> Provided data:

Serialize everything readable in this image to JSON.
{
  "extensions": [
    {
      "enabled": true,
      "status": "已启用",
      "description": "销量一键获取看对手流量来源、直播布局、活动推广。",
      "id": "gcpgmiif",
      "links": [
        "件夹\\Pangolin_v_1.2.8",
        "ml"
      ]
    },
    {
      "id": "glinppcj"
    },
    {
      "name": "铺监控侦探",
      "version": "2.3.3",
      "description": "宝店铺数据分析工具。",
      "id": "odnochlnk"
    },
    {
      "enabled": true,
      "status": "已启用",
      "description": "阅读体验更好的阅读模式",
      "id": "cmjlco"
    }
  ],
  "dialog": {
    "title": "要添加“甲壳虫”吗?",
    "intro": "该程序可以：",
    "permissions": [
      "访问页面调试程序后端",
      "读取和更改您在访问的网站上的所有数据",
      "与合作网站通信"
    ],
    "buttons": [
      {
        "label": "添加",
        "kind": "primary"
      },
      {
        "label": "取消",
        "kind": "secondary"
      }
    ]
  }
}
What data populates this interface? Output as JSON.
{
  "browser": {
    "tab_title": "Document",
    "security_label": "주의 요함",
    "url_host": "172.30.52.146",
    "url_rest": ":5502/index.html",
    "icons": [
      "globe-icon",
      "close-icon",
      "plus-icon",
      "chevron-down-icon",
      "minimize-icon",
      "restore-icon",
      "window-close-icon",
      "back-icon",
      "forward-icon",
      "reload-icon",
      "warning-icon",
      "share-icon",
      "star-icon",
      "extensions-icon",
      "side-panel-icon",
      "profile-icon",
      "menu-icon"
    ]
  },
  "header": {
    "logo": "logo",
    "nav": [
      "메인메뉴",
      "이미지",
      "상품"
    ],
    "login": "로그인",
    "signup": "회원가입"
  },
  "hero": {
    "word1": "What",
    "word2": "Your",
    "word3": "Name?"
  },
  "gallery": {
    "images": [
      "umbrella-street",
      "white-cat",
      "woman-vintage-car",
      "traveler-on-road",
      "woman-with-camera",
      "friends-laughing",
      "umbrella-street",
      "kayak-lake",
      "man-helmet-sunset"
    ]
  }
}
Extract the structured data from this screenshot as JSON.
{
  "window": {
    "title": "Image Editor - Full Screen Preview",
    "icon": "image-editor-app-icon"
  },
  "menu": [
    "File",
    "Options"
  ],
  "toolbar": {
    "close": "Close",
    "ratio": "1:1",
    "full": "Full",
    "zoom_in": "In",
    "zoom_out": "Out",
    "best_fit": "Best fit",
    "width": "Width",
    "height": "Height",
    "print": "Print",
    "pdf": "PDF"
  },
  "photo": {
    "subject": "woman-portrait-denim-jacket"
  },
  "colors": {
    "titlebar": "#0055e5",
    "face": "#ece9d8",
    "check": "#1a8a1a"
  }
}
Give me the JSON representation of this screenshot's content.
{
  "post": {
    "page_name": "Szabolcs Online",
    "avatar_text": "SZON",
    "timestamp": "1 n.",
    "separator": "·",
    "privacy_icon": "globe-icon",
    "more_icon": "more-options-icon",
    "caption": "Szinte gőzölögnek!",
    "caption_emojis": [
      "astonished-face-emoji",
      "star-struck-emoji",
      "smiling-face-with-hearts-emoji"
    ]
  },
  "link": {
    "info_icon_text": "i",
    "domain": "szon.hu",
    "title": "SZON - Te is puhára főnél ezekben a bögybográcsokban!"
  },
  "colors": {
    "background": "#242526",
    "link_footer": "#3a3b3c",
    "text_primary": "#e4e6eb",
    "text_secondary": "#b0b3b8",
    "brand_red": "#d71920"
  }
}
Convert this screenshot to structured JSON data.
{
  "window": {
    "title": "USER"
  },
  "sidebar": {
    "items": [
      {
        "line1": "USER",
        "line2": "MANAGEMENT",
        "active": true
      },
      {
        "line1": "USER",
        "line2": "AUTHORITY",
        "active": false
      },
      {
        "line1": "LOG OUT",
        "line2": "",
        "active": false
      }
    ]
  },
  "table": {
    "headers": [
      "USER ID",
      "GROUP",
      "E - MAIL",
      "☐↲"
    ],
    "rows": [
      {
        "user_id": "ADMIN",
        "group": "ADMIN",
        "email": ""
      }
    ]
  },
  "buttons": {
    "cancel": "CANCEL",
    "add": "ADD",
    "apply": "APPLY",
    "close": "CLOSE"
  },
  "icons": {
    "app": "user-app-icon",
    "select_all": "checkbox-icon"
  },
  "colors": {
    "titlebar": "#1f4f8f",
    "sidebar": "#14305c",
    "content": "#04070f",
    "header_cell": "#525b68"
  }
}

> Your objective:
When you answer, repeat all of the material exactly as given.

> Written answer:
Serialize everything readable in this image to JSON.
{
  "extensions": [
    {
      "enabled": true,
      "status": "已启用",
      "description": "销量一键获取看对手流量来源、直播布局、活动推广。",
      "id": "gcpgmiif",
      "links": [
        "件夹\\Pangolin_v_1.2.8",
        "ml"
      ]
    },
    {
      "id": "glinppcj"
    },
    {
      "name": "铺监控侦探",
      "version": "2.3.3",
      "description": "宝店铺数据分析工具。",
      "id": "odnochlnk"
    },
    {
      "enabled": true,
      "status": "已启用",
      "description": "阅读体验更好的阅读模式",
      "id": "cmjlco"
    }
  ],
  "dialog": {
    "title": "要添加“甲壳虫”吗?",
    "intro": "该程序可以：",
    "permissions": [
      "访问页面调试程序后端",
      "读取和更改您在访问的网站上的所有数据",
      "与合作网站通信"
    ],
    "buttons": [
      {
        "label": "添加",
        "kind": "primary"
      },
      {
        "label": "取消",
        "kind": "secondary"
      }
    ]
  }
}
What data populates this interface? Output as JSON.
{
  "browser": {
    "tab_title": "Document",
    "security_label": "주의 요함",
    "url_host": "172.30.52.146",
    "url_rest": ":5502/index.html",
    "icons": [
      "globe-icon",
      "close-icon",
      "plus-icon",
      "chevron-down-icon",
      "minimize-icon",
      "restore-icon",
      "window-close-icon",
      "back-icon",
      "forward-icon",
      "reload-icon",
      "warning-icon",
      "share-icon",
      "star-icon",
      "extensions-icon",
      "side-panel-icon",
      "profile-icon",
      "menu-icon"
    ]
  },
  "header": {
    "logo": "logo",
    "nav": [
      "메인메뉴",
      "이미지",
      "상품"
    ],
    "login": "로그인",
    "signup": "회원가입"
  },
  "hero": {
    "word1": "What",
    "word2": "Your",
    "word3": "Name?"
  },
  "gallery": {
    "images": [
      "umbrella-street",
      "white-cat",
      "woman-vintage-car",
      "traveler-on-road",
      "woman-with-camera",
      "friends-laughing",
      "umbrella-street",
      "kayak-lake",
      "man-helmet-sunset"
    ]
  }
}
Extract the structured data from this screenshot as JSON.
{
  "window": {
    "title": "Image Editor - Full Screen Preview",
    "icon": "image-editor-app-icon"
  },
  "menu": [
    "File",
    "Options"
  ],
  "toolbar": {
    "close": "Close",
    "ratio": "1:1",
    "full": "Full",
    "zoom_in": "In",
    "zoom_out": "Out",
    "best_fit": "Best fit",
    "width": "Width",
    "height": "Height",
    "print": "Print",
    "pdf": "PDF"
  },
  "photo": {
    "subject": "woman-portrait-denim-jacket"
  },
  "colors": {
    "titlebar": "#0055e5",
    "face": "#ece9d8",
    "check": "#1a8a1a"
  }
}
Give me the JSON representation of this screenshot's content.
{
  "post": {
    "page_name": "Szabolcs Online",
    "avatar_text": "SZON",
    "timestamp": "1 n.",
    "separator": "·",
    "privacy_icon": "globe-icon",
    "more_icon": "more-options-icon",
    "caption": "Szinte gőzölögnek!",
    "caption_emojis": [
      "astonished-face-emoji",
      "star-struck-emoji",
      "smiling-face-with-hearts-emoji"
    ]
  },
  "link": {
    "info_icon_text": "i",
    "domain": "szon.hu",
    "title": "SZON - Te is puhára főnél ezekben a bögybográcsokban!"
  },
  "colors": {
    "background": "#242526",
    "link_footer": "#3a3b3c",
    "text_primary": "#e4e6eb",
    "text_secondary": "#b0b3b8",
    "brand_red": "#d71920"
  }
}
Convert this screenshot to structured JSON data.
{
  "window": {
    "title": "USER"
  },
  "sidebar": {
    "items": [
      {
        "line1": "USER",
        "line2": "MANAGEMENT",
        "active": true
      },
      {
        "line1": "USER",
        "line2": "AUTHORITY",
        "active": false
      },
      {
        "line1": "LOG OUT",
        "line2": "",
        "active": false
      }
    ]
  },
  "table": {
    "headers": [
      "USER ID",
      "GROUP",
      "E - MAIL",
      "☐↲"
    ],
    "rows": [
      {
        "user_id": "ADMIN",
        "group": "ADMIN",
        "email": ""
      }
    ]
  },
  "buttons": {
    "cancel": "CANCEL",
    "add": "ADD",
    "apply": "APPLY",
    "close": "CLOSE"
  },
  "icons": {
    "app": "user-app-icon",
    "select_all": "checkbox-icon"
  },
  "colors": {
    "titlebar": "#1f4f8f",
    "sidebar": "#14305c",
    "content": "#04070f",
    "header_cell": "#525b68"
  }
}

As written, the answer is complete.